■ **What is being asked**
Return each line of the entries that mentions the word "JSON".

■ **Provided material**

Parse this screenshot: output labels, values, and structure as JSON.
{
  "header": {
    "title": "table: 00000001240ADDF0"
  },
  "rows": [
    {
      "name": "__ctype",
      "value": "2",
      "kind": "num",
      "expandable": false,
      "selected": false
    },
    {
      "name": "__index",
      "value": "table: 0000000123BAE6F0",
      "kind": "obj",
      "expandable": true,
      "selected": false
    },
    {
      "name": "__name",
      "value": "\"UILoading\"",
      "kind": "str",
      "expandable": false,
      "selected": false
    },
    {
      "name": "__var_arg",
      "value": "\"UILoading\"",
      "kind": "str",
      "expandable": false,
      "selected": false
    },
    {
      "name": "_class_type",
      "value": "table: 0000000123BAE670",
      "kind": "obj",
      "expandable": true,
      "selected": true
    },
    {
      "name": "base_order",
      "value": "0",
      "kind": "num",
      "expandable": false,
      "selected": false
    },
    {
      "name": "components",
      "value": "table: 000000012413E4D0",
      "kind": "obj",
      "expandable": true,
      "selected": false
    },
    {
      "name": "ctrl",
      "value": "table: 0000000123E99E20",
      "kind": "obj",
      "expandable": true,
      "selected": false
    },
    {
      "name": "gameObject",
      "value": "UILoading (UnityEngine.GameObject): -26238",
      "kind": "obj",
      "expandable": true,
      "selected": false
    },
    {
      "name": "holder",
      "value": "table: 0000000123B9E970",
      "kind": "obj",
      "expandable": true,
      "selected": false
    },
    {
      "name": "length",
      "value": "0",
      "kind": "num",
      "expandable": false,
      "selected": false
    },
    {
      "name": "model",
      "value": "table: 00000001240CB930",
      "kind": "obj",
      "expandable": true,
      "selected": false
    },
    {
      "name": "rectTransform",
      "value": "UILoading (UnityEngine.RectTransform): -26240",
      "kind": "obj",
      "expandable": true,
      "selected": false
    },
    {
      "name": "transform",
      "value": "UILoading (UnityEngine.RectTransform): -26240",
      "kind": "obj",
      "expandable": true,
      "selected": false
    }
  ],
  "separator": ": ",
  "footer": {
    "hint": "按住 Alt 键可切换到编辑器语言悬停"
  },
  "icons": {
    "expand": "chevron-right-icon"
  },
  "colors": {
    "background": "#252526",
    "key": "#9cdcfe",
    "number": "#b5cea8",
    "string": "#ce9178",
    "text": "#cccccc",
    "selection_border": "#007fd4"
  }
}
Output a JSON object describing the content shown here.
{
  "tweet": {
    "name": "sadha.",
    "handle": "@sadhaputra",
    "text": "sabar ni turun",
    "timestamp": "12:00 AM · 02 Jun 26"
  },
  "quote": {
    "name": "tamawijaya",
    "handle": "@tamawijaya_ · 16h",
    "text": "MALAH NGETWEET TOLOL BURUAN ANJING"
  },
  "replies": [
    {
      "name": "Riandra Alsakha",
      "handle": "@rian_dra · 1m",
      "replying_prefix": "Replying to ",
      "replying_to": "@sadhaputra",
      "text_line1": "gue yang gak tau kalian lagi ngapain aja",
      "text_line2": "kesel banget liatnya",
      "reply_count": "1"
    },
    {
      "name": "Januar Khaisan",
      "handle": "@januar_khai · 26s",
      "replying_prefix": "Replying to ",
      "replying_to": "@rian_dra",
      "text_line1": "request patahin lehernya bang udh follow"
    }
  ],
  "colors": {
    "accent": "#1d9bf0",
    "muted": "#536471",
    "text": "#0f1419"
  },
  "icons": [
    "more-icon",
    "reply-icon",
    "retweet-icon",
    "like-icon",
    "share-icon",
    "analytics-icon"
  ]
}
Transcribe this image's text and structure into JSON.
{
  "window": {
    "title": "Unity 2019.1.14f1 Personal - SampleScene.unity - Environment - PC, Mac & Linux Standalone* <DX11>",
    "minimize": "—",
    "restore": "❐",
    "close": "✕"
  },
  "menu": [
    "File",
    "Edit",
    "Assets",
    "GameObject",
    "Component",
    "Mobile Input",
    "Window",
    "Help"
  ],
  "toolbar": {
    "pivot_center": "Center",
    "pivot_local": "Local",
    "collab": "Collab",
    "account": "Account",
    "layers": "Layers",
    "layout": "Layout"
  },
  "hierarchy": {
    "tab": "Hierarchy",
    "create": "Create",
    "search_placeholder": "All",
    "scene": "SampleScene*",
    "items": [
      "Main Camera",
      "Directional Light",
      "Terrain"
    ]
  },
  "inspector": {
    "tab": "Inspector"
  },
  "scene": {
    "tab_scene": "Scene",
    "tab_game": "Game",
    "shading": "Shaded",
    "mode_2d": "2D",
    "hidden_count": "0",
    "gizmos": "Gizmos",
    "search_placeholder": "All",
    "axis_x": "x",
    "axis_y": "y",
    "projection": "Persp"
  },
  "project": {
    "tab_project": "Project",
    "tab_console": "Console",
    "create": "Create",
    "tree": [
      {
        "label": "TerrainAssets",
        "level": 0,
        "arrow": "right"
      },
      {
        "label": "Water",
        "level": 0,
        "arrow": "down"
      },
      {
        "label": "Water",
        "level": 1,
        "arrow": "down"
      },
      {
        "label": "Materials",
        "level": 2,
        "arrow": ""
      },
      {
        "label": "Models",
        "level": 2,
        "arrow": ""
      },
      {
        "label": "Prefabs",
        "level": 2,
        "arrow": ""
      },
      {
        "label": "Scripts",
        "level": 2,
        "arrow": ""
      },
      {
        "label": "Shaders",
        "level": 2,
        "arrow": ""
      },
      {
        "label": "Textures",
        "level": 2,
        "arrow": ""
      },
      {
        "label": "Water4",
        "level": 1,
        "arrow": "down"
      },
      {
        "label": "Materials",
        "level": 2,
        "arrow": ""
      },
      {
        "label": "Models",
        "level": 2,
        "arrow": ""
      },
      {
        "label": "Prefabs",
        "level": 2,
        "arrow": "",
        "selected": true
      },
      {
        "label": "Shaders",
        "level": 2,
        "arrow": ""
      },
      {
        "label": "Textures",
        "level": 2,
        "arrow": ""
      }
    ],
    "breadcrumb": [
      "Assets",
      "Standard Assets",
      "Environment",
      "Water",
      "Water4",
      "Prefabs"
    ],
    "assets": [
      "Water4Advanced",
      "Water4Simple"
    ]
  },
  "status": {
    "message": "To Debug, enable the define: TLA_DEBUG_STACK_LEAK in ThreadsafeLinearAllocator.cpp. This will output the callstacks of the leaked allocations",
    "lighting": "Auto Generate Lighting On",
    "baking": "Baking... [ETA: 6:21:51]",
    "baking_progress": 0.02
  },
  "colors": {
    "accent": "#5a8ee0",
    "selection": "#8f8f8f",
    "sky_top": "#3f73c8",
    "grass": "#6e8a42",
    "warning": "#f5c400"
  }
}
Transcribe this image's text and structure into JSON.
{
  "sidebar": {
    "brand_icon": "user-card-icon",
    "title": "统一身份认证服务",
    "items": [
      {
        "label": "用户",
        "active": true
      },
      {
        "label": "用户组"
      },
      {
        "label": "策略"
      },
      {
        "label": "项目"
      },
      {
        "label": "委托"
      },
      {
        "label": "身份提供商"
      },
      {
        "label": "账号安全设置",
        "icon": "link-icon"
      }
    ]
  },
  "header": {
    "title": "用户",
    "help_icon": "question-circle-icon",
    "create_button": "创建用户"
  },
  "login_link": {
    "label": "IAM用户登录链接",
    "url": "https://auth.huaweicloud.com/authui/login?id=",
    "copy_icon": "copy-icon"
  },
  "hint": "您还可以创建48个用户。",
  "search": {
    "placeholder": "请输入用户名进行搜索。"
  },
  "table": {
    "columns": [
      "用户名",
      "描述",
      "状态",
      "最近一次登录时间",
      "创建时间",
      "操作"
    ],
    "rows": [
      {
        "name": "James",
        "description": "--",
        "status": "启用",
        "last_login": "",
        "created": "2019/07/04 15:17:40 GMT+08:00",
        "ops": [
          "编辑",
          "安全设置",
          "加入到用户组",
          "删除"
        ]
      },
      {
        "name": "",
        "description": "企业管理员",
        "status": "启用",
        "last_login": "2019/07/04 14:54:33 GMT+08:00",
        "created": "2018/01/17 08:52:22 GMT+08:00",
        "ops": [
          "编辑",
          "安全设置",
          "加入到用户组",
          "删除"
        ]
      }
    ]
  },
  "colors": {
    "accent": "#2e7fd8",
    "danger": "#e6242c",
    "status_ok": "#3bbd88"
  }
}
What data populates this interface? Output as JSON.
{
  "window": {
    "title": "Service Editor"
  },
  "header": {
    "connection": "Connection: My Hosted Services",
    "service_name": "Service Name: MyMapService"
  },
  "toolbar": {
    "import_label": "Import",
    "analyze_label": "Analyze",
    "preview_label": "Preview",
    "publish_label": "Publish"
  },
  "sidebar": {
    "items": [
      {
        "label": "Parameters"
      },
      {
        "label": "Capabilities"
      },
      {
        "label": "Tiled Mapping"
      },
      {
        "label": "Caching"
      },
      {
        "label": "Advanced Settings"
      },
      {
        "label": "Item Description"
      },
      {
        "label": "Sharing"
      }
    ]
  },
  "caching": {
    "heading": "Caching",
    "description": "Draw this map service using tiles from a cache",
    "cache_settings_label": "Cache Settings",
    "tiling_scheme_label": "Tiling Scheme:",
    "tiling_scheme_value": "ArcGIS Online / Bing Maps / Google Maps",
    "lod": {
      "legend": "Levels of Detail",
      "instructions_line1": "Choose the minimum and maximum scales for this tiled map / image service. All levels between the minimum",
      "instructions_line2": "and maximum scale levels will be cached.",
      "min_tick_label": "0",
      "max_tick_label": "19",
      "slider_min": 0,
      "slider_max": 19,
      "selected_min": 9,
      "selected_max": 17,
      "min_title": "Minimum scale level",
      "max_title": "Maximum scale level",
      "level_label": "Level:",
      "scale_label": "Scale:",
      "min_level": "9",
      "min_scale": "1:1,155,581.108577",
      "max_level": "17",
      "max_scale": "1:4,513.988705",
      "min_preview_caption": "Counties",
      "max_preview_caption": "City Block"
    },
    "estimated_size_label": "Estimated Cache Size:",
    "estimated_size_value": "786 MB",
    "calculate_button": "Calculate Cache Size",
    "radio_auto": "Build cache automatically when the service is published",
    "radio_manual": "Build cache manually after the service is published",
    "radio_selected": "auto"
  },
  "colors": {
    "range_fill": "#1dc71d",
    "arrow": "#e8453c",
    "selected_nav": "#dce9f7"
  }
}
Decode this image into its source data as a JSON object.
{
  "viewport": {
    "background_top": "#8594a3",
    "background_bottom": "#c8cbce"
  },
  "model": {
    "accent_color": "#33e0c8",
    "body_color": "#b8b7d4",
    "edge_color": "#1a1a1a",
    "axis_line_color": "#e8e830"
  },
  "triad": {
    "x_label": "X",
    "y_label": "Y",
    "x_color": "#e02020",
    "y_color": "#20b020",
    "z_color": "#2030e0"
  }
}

■ **Completed exercise**
Parse this screenshot: output labels, values, and structure as JSON.
Output a JSON object describing the content shown here.
Transcribe this image's text and structure into JSON.
Transcribe this image's text and structure into JSON.
What data populates this interface? Output as JSON.
Decode this image into its source data as a JSON object.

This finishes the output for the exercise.